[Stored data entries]
......

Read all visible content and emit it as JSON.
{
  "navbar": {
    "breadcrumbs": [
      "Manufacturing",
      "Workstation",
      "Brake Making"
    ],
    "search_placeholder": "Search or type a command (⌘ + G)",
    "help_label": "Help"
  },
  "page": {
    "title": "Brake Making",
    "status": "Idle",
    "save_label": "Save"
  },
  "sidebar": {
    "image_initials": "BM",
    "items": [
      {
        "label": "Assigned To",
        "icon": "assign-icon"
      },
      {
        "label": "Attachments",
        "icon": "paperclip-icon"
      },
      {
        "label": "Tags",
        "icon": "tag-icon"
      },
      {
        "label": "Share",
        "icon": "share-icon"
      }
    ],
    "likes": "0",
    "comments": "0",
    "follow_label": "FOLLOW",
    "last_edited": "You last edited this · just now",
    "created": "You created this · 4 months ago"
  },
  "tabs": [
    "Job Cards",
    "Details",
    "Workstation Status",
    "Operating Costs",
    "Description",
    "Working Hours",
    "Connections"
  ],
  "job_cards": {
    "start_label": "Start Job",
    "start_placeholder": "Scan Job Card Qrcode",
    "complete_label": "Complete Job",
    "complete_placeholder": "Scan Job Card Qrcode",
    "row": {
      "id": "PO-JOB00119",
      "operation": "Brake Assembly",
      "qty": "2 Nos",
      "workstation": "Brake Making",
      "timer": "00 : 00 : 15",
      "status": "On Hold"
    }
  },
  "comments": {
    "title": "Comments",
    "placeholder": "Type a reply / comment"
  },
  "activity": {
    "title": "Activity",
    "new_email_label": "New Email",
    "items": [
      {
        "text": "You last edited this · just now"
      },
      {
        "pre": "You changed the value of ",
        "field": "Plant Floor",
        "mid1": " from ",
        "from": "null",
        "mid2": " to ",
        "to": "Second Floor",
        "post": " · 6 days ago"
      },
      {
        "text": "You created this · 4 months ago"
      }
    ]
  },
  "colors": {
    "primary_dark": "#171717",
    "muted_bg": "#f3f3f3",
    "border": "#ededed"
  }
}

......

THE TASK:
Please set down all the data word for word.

COMPLETED TASK:
Read all visible content and emit it as JSON.
{
  "navbar": {
    "breadcrumbs": [
      "Manufacturing",
      "Workstation",
      "Brake Making"
    ],
    "search_placeholder": "Search or type a command (⌘ + G)",
    "help_label": "Help"
  },
  "page": {
    "title": "Brake Making",
    "status": "Idle",
    "save_label": "Save"
  },
  "sidebar": {
    "image_initials": "BM",
    "items": [
      {
        "label": "Assigned To",
        "icon": "assign-icon"
      },
      {
        "label": "Attachments",
        "icon": "paperclip-icon"
      },
      {
        "label": "Tags",
        "icon": "tag-icon"
      },
      {
        "label": "Share",
        "icon": "share-icon"
      }
    ],
    "likes": "0",
    "comments": "0",
    "follow_label": "FOLLOW",
    "last_edited": "You last edited this · just now",
    "created": "You created this · 4 months ago"
  },
  "tabs": [
    "Job Cards",
    "Details",
    "Workstation Status",
    "Operating Costs",
    "Description",
    "Working Hours",
    "Connections"
  ],
  "job_cards": {
    "start_label": "Start Job",
    "start_placeholder": "Scan Job Card Qrcode",
    "complete_label": "Complete Job",
    "complete_placeholder": "Scan Job Card Qrcode",
    "row": {
      "id": "PO-JOB00119",
      "operation": "Brake Assembly",
      "qty": "2 Nos",
      "workstation": "Brake Making",
      "timer": "00 : 00 : 15",
      "status": "On Hold"
    }
  },
  "comments": {
    "title": "Comments",
    "placeholder": "Type a reply / comment"
  },
  "activity": {
    "title": "Activity",
    "new_email_label": "New Email",
    "items": [
      {
        "text": "You last edited this · just now"
      },
      {
        "pre": "You changed the value of ",
        "field": "Plant Floor",
        "mid1": " from ",
        "from": "null",
        "mid2": " to ",
        "to": "Second Floor",
        "post": " · 6 days ago"
      },
      {
        "text": "You created this · 4 months ago"
      }
    ]
  },
  "colors": {
    "primary_dark": "#171717",
    "muted_bg": "#f3f3f3",
    "border": "#ededed"
  }
}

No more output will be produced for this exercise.